EXTRACTED RECORDS Start Marker

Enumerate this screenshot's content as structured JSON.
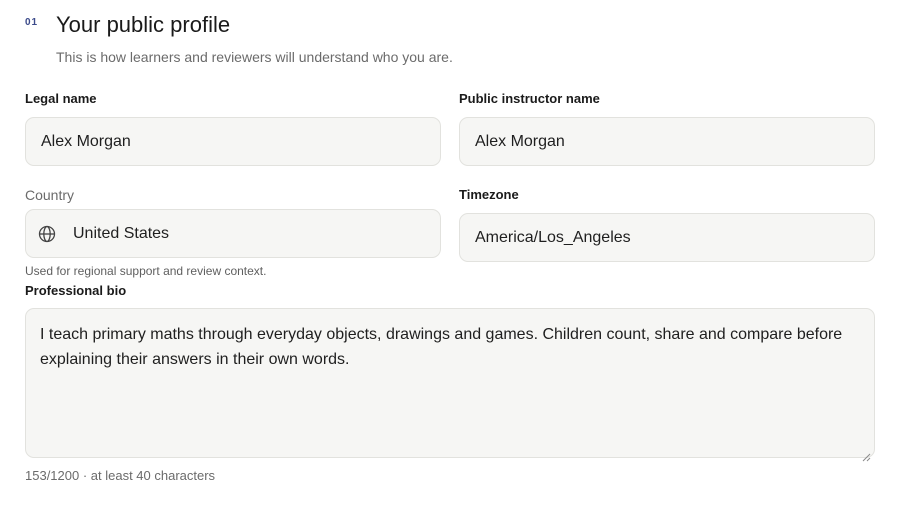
{
  "section": {
    "number": "01",
    "title": "Your public profile",
    "subtitle": "This is how learners and reviewers will understand who you are."
  },
  "legal_name": {
    "label": "Legal name",
    "value": "Alex Morgan"
  },
  "public_name": {
    "label": "Public instructor name",
    "value": "Alex Morgan"
  },
  "country": {
    "label": "Country",
    "value": "United States",
    "icon": "globe-icon",
    "hint": "Used for regional support and review context."
  },
  "timezone": {
    "label": "Timezone",
    "value": "America/Los_Angeles"
  },
  "bio": {
    "label": "Professional bio",
    "value": "I teach primary maths through everyday objects, drawings and games. Children count, share and compare before explaining their answers in their own words.",
    "counter": "153/1200 · at least 40 characters"
  }
}
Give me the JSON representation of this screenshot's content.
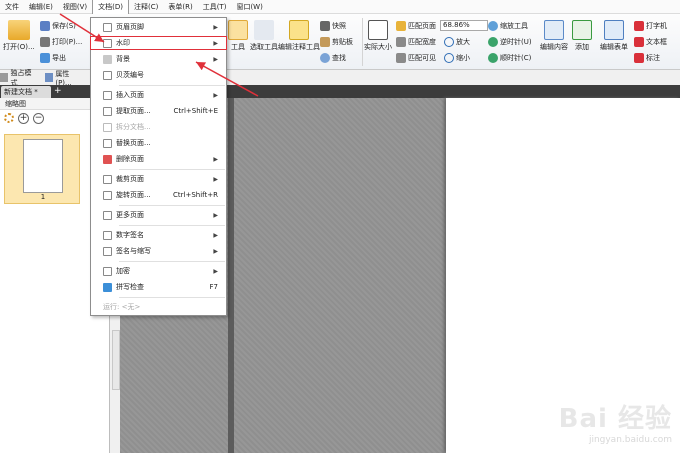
{
  "menubar": [
    "文件",
    "编辑(E)",
    "视图(V)",
    "文档(D)",
    "注释(C)",
    "表单(R)",
    "工具(T)",
    "窗口(W)"
  ],
  "ribbon": {
    "open": "打开(O)...",
    "save": "保存(S)",
    "print": "打印(P)...",
    "export": "导出",
    "snapshot_tool": "工具",
    "select_tool": "选取工具",
    "edit_annot": "编辑注释工具",
    "snapshot": "快照",
    "clipboard": "剪贴板",
    "search": "查找",
    "actual_size": "实际大小",
    "fit_page": "匹配页面",
    "fit_width": "匹配宽度",
    "fit_visible": "匹配可见",
    "zoom_value": "68.86%",
    "zoom_tool": "缩放工具",
    "zoom_in": "放大",
    "zoom_out": "缩小",
    "rotate_ccw": "逆时针(U)",
    "rotate_cw": "顺时针(C)",
    "edit_content": "编辑内容",
    "add": "添加",
    "edit_form": "编辑表单",
    "typewriter": "打字机",
    "textbox": "文本框",
    "callout": "标注"
  },
  "subbar": {
    "single": "独占模式",
    "props": "属性(P)..."
  },
  "tab": {
    "label": "新建文档 *",
    "add": "+"
  },
  "leftpanel": {
    "title": "缩略图",
    "page_number": "1"
  },
  "menu": {
    "header_footer": "页眉页脚",
    "watermark": "水印",
    "background": "背景",
    "bates": "贝茨编号",
    "insert_page": "插入页面",
    "extract_page": "提取页面...",
    "extract_shortcut": "Ctrl+Shift+E",
    "split_doc": "拆分文档...",
    "replace_page": "替换页面...",
    "delete_page": "删除页面",
    "crop_page": "裁剪页面",
    "rotate_page": "旋转页面...",
    "rotate_shortcut": "Ctrl+Shift+R",
    "more_pages": "更多页面",
    "digital_sign": "数字签名",
    "sign_initial": "签名与缩写",
    "encrypt": "加密",
    "spellcheck": "拼写检查",
    "spellcheck_shortcut": "F7",
    "run": "运行:",
    "run_value": "<无>"
  },
  "watermark": {
    "logo": "Bai 经验",
    "url": "jingyan.baidu.com"
  },
  "colors": {
    "accent": "#e0303a",
    "highlight": "#fce7b0",
    "tabbar": "#3c3c3c"
  }
}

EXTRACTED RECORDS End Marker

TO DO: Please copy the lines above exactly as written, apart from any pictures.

WRITTEN SOLUTION:
Enumerate this screenshot's content as structured JSON.
{
  "section": {
    "number": "01",
    "title": "Your public profile",
    "subtitle": "This is how learners and reviewers will understand who you are."
  },
  "legal_name": {
    "label": "Legal name",
    "value": "Alex Morgan"
  },
  "public_name": {
    "label": "Public instructor name",
    "value": "Alex Morgan"
  },
  "country": {
    "label": "Country",
    "value": "United States",
    "icon": "globe-icon",
    "hint": "Used for regional support and review context."
  },
  "timezone": {
    "label": "Timezone",
    "value": "America/Los_Angeles"
  },
  "bio": {
    "label": "Professional bio",
    "value": "I teach primary maths through everyday objects, drawings and games. Children count, share and compare before explaining their answers in their own words.",
    "counter": "153/1200 · at least 40 characters"
  }
}
Give me the JSON representation of this screenshot's content.
{
  "menubar": [
    "文件",
    "编辑(E)",
    "视图(V)",
    "文档(D)",
    "注释(C)",
    "表单(R)",
    "工具(T)",
    "窗口(W)"
  ],
  "ribbon": {
    "open": "打开(O)...",
    "save": "保存(S)",
    "print": "打印(P)...",
    "export": "导出",
    "snapshot_tool": "工具",
    "select_tool": "选取工具",
    "edit_annot": "编辑注释工具",
    "snapshot": "快照",
    "clipboard": "剪贴板",
    "search": "查找",
    "actual_size": "实际大小",
    "fit_page": "匹配页面",
    "fit_width": "匹配宽度",
    "fit_visible": "匹配可见",
    "zoom_value": "68.86%",
    "zoom_tool": "缩放工具",
    "zoom_in": "放大",
    "zoom_out": "缩小",
    "rotate_ccw": "逆时针(U)",
    "rotate_cw": "顺时针(C)",
    "edit_content": "编辑内容",
    "add": "添加",
    "edit_form": "编辑表单",
    "typewriter": "打字机",
    "textbox": "文本框",
    "callout": "标注"
  },
  "subbar": {
    "single": "独占模式",
    "props": "属性(P)..."
  },
  "tab": {
    "label": "新建文档 *",
    "add": "+"
  },
  "leftpanel": {
    "title": "缩略图",
    "page_number": "1"
  },
  "menu": {
    "header_footer": "页眉页脚",
    "watermark": "水印",
    "background": "背景",
    "bates": "贝茨编号",
    "insert_page": "插入页面",
    "extract_page": "提取页面...",
    "extract_shortcut": "Ctrl+Shift+E",
    "split_doc": "拆分文档...",
    "replace_page": "替换页面...",
    "delete_page": "删除页面",
    "crop_page": "裁剪页面",
    "rotate_page": "旋转页面...",
    "rotate_shortcut": "Ctrl+Shift+R",
    "more_pages": "更多页面",
    "digital_sign": "数字签名",
    "sign_initial": "签名与缩写",
    "encrypt": "加密",
    "spellcheck": "拼写检查",
    "spellcheck_shortcut": "F7",
    "run": "运行:",
    "run_value": "<无>"
  },
  "watermark": {
    "logo": "Bai 经验",
    "url": "jingyan.baidu.com"
  },
  "colors": {
    "accent": "#e0303a",
    "highlight": "#fce7b0",
    "tabbar": "#3c3c3c"
  }
}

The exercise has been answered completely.